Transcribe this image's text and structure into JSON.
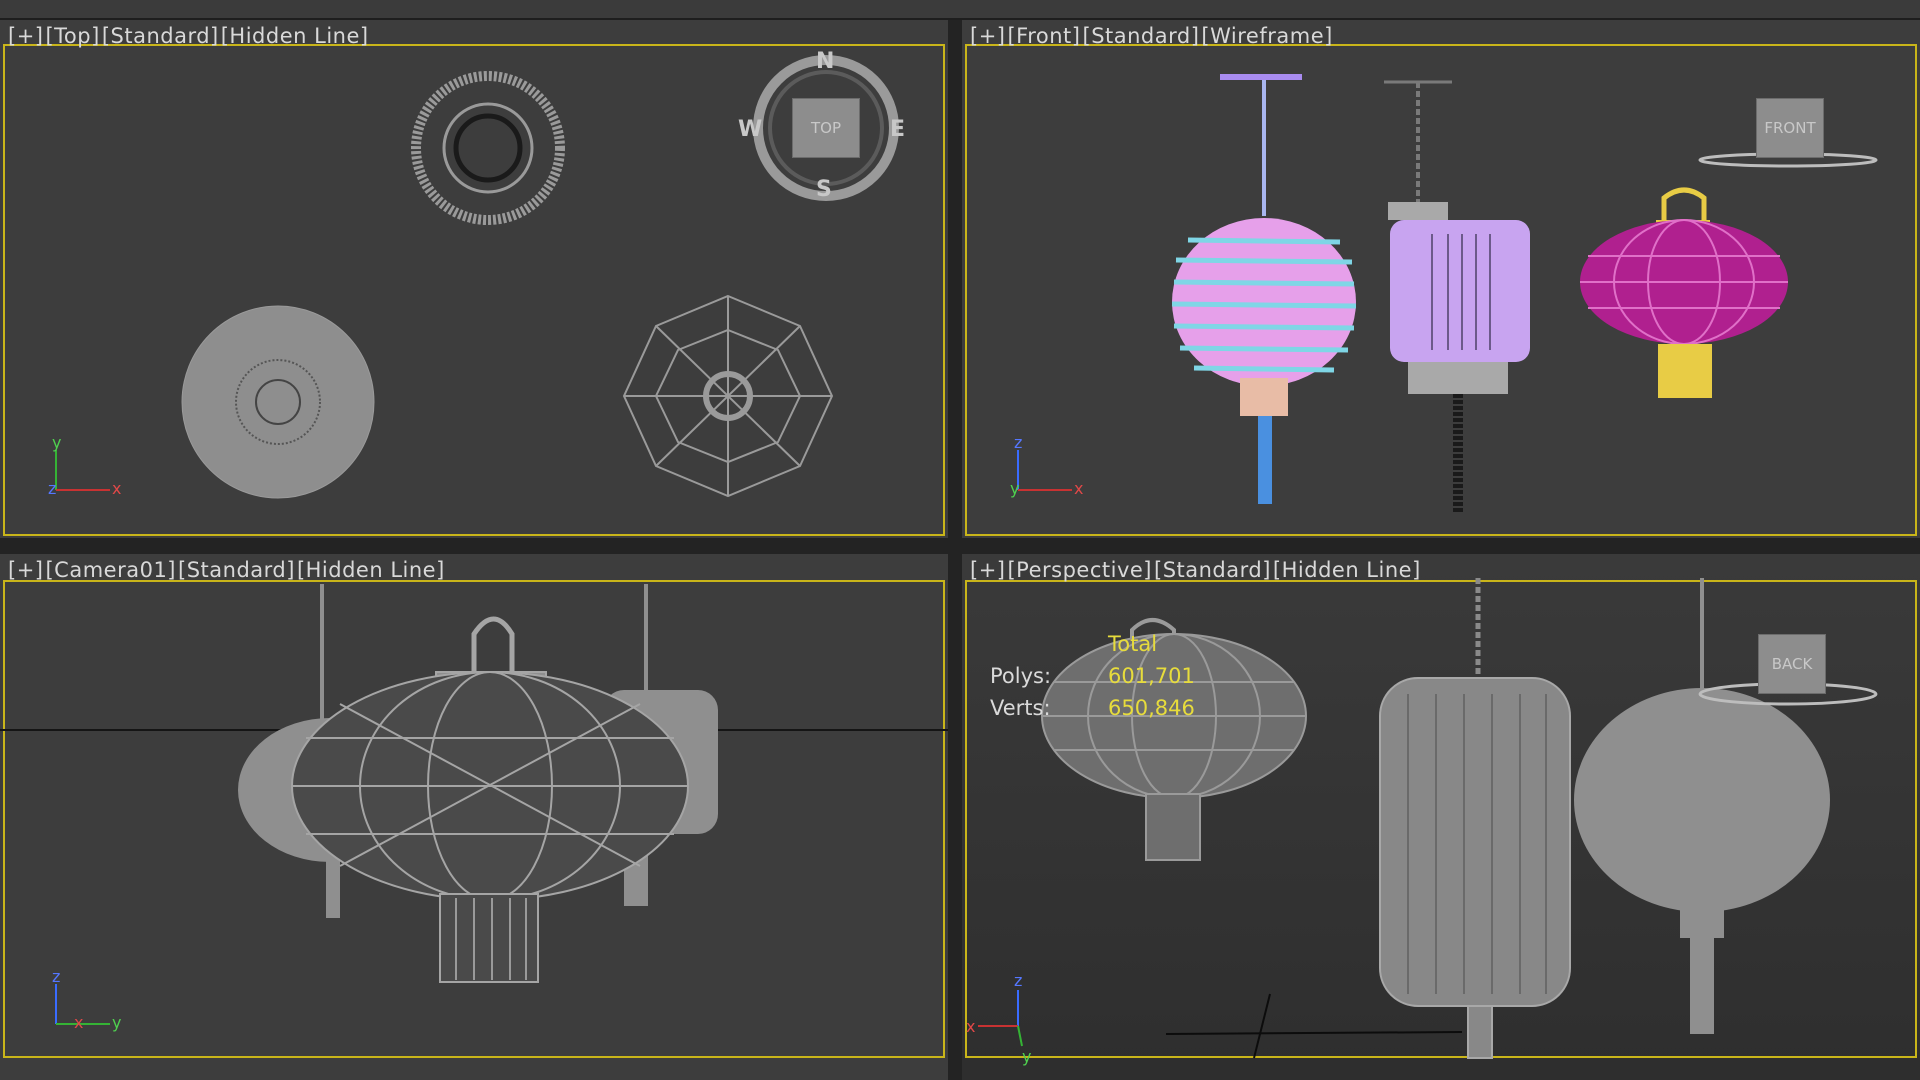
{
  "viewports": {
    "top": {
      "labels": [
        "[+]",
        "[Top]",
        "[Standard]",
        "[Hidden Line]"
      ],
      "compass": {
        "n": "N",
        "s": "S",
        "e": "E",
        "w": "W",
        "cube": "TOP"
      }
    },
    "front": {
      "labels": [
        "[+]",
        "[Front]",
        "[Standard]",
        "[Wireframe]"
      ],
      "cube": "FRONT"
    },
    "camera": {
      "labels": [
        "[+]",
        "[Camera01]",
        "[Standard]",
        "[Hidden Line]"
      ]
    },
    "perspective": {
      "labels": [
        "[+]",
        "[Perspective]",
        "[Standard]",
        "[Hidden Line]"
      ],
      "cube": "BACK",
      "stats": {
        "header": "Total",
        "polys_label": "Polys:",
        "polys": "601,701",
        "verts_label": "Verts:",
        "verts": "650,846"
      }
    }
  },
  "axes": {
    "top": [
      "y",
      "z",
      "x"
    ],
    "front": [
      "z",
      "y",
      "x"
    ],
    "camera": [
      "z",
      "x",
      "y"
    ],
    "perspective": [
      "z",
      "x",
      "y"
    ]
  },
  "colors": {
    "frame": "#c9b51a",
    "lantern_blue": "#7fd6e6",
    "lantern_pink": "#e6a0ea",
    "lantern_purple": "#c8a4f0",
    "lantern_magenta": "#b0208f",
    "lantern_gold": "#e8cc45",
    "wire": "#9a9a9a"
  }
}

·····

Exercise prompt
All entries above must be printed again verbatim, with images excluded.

Written reply
Transcribe this image's text and structure into JSON.
{
  "viewports": {
    "top": {
      "labels": [
        "[+]",
        "[Top]",
        "[Standard]",
        "[Hidden Line]"
      ],
      "compass": {
        "n": "N",
        "s": "S",
        "e": "E",
        "w": "W",
        "cube": "TOP"
      }
    },
    "front": {
      "labels": [
        "[+]",
        "[Front]",
        "[Standard]",
        "[Wireframe]"
      ],
      "cube": "FRONT"
    },
    "camera": {
      "labels": [
        "[+]",
        "[Camera01]",
        "[Standard]",
        "[Hidden Line]"
      ]
    },
    "perspective": {
      "labels": [
        "[+]",
        "[Perspective]",
        "[Standard]",
        "[Hidden Line]"
      ],
      "cube": "BACK",
      "stats": {
        "header": "Total",
        "polys_label": "Polys:",
        "polys": "601,701",
        "verts_label": "Verts:",
        "verts": "650,846"
      }
    }
  },
  "axes": {
    "top": [
      "y",
      "z",
      "x"
    ],
    "front": [
      "z",
      "y",
      "x"
    ],
    "camera": [
      "z",
      "x",
      "y"
    ],
    "perspective": [
      "z",
      "x",
      "y"
    ]
  },
  "colors": {
    "frame": "#c9b51a",
    "lantern_blue": "#7fd6e6",
    "lantern_pink": "#e6a0ea",
    "lantern_purple": "#c8a4f0",
    "lantern_magenta": "#b0208f",
    "lantern_gold": "#e8cc45",
    "wire": "#9a9a9a"
  }
}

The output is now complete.